The full set of entries below, restated word for word and stripped of images, is the expected result.
*** RECORD SET ***
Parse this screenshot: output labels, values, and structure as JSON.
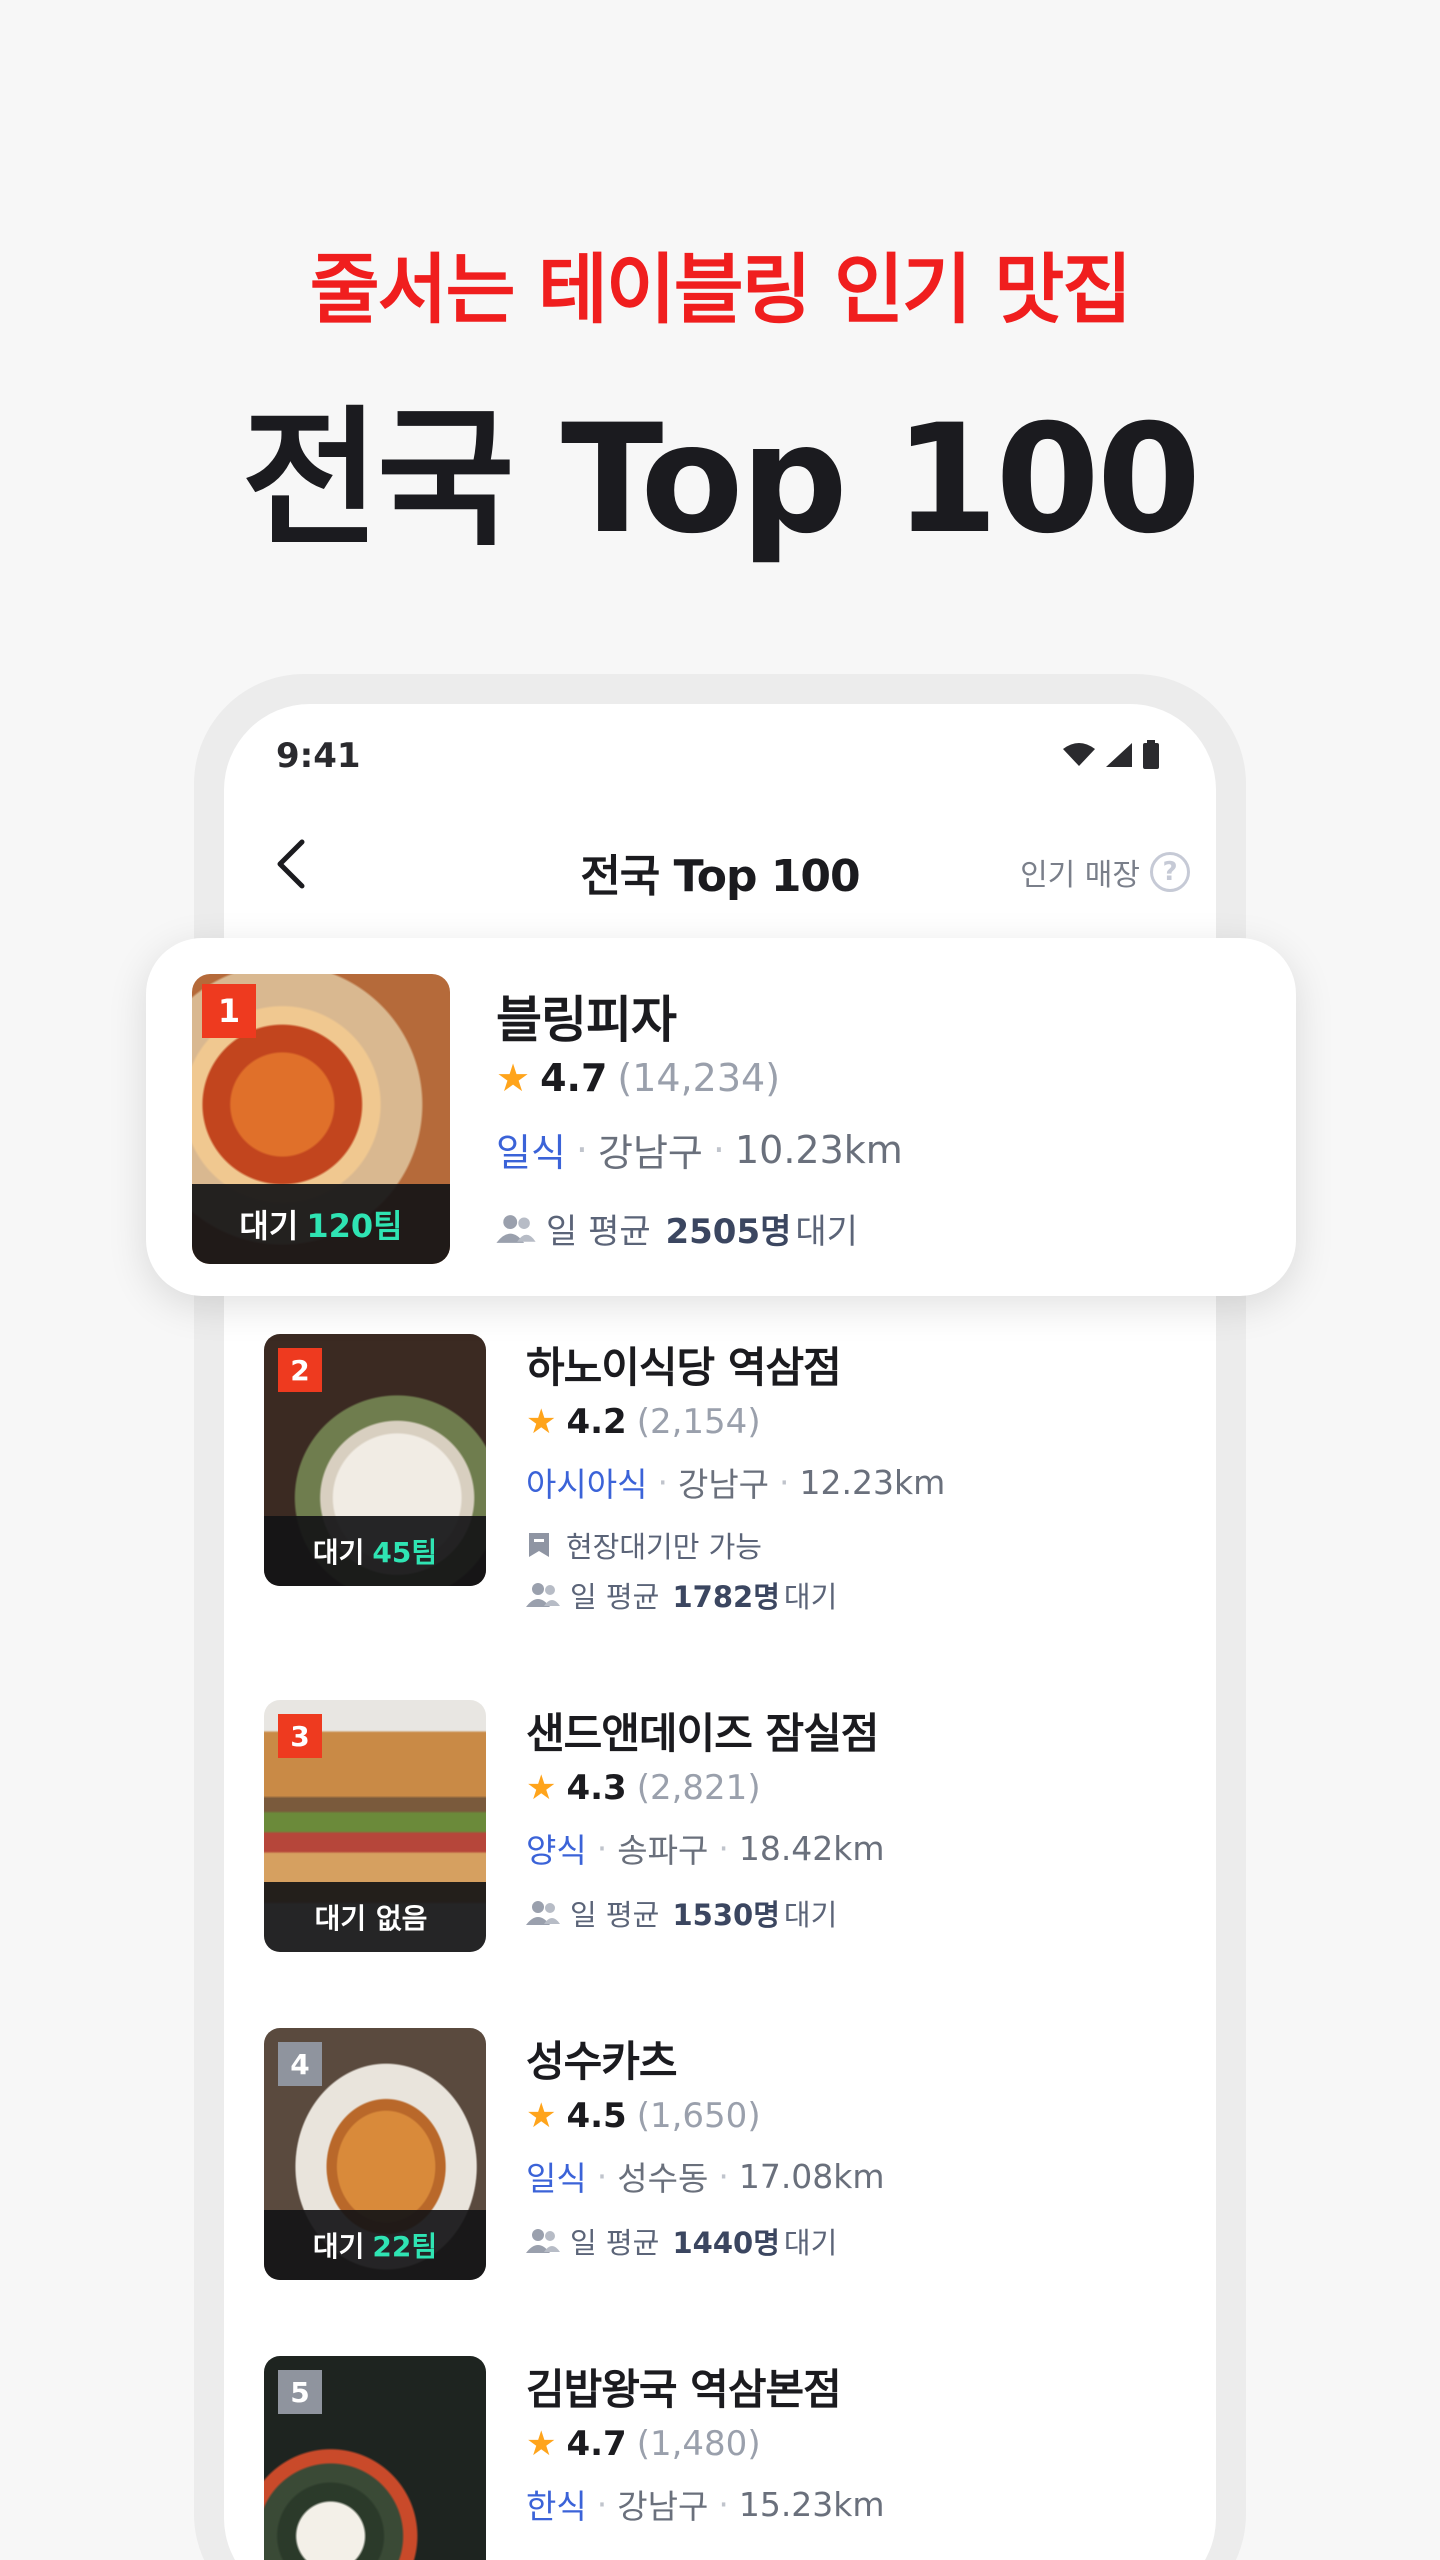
{
  "hero": {
    "subtitle": "줄서는 테이블링 인기 맛집",
    "title": "전국 Top 100"
  },
  "status_bar": {
    "time": "9:41",
    "icons": [
      "wifi-icon",
      "signal-icon",
      "battery-icon"
    ]
  },
  "nav": {
    "back_icon": "chevron-left-icon",
    "title": "전국 Top 100",
    "right_label": "인기 매장",
    "help_icon": "?"
  },
  "colors": {
    "accent_red": "#f01e1e",
    "category_blue": "#3b63d8",
    "wait_green": "#2fe4b3",
    "star_orange": "#ffa41b"
  },
  "restaurants": [
    {
      "rank": "1",
      "name": "블링피자",
      "rating": "4.7",
      "reviews": "(14,234)",
      "category": "일식",
      "area": "강남구",
      "distance": "10.23km",
      "wait_prefix": "대기",
      "wait_value": "120팀",
      "avg_prefix": "일 평균",
      "avg_value": "2505명",
      "avg_suffix": "대기"
    },
    {
      "rank": "2",
      "name": "하노이식당 역삼점",
      "rating": "4.2",
      "reviews": "(2,154)",
      "category": "아시아식",
      "area": "강남구",
      "distance": "12.23km",
      "wait_prefix": "대기",
      "wait_value": "45팀",
      "extra": "현장대기만 가능",
      "avg_prefix": "일 평균",
      "avg_value": "1782명",
      "avg_suffix": "대기"
    },
    {
      "rank": "3",
      "name": "샌드앤데이즈 잠실점",
      "rating": "4.3",
      "reviews": "(2,821)",
      "category": "양식",
      "area": "송파구",
      "distance": "18.42km",
      "wait_prefix": "대기 없음",
      "wait_value": "",
      "avg_prefix": "일 평균",
      "avg_value": "1530명",
      "avg_suffix": "대기"
    },
    {
      "rank": "4",
      "name": "성수카츠",
      "rating": "4.5",
      "reviews": "(1,650)",
      "category": "일식",
      "area": "성수동",
      "distance": "17.08km",
      "wait_prefix": "대기",
      "wait_value": "22팀",
      "avg_prefix": "일 평균",
      "avg_value": "1440명",
      "avg_suffix": "대기"
    },
    {
      "rank": "5",
      "name": "김밥왕국 역삼본점",
      "rating": "4.7",
      "reviews": "(1,480)",
      "category": "한식",
      "area": "강남구",
      "distance": "15.23km"
    }
  ]
}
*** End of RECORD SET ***
[ANSWER SPACE]
Parse this screenshot: output labels, values, and structure as JSON.
{
  "hero": {
    "subtitle": "줄서는 테이블링 인기 맛집",
    "title": "전국 Top 100"
  },
  "status_bar": {
    "time": "9:41",
    "icons": [
      "wifi-icon",
      "signal-icon",
      "battery-icon"
    ]
  },
  "nav": {
    "back_icon": "chevron-left-icon",
    "title": "전국 Top 100",
    "right_label": "인기 매장",
    "help_icon": "?"
  },
  "colors": {
    "accent_red": "#f01e1e",
    "category_blue": "#3b63d8",
    "wait_green": "#2fe4b3",
    "star_orange": "#ffa41b"
  },
  "restaurants": [
    {
      "rank": "1",
      "name": "블링피자",
      "rating": "4.7",
      "reviews": "(14,234)",
      "category": "일식",
      "area": "강남구",
      "distance": "10.23km",
      "wait_prefix": "대기",
      "wait_value": "120팀",
      "avg_prefix": "일 평균",
      "avg_value": "2505명",
      "avg_suffix": "대기"
    },
    {
      "rank": "2",
      "name": "하노이식당 역삼점",
      "rating": "4.2",
      "reviews": "(2,154)",
      "category": "아시아식",
      "area": "강남구",
      "distance": "12.23km",
      "wait_prefix": "대기",
      "wait_value": "45팀",
      "extra": "현장대기만 가능",
      "avg_prefix": "일 평균",
      "avg_value": "1782명",
      "avg_suffix": "대기"
    },
    {
      "rank": "3",
      "name": "샌드앤데이즈 잠실점",
      "rating": "4.3",
      "reviews": "(2,821)",
      "category": "양식",
      "area": "송파구",
      "distance": "18.42km",
      "wait_prefix": "대기 없음",
      "wait_value": "",
      "avg_prefix": "일 평균",
      "avg_value": "1530명",
      "avg_suffix": "대기"
    },
    {
      "rank": "4",
      "name": "성수카츠",
      "rating": "4.5",
      "reviews": "(1,650)",
      "category": "일식",
      "area": "성수동",
      "distance": "17.08km",
      "wait_prefix": "대기",
      "wait_value": "22팀",
      "avg_prefix": "일 평균",
      "avg_value": "1440명",
      "avg_suffix": "대기"
    },
    {
      "rank": "5",
      "name": "김밥왕국 역삼본점",
      "rating": "4.7",
      "reviews": "(1,480)",
      "category": "한식",
      "area": "강남구",
      "distance": "15.23km"
    }
  ]
}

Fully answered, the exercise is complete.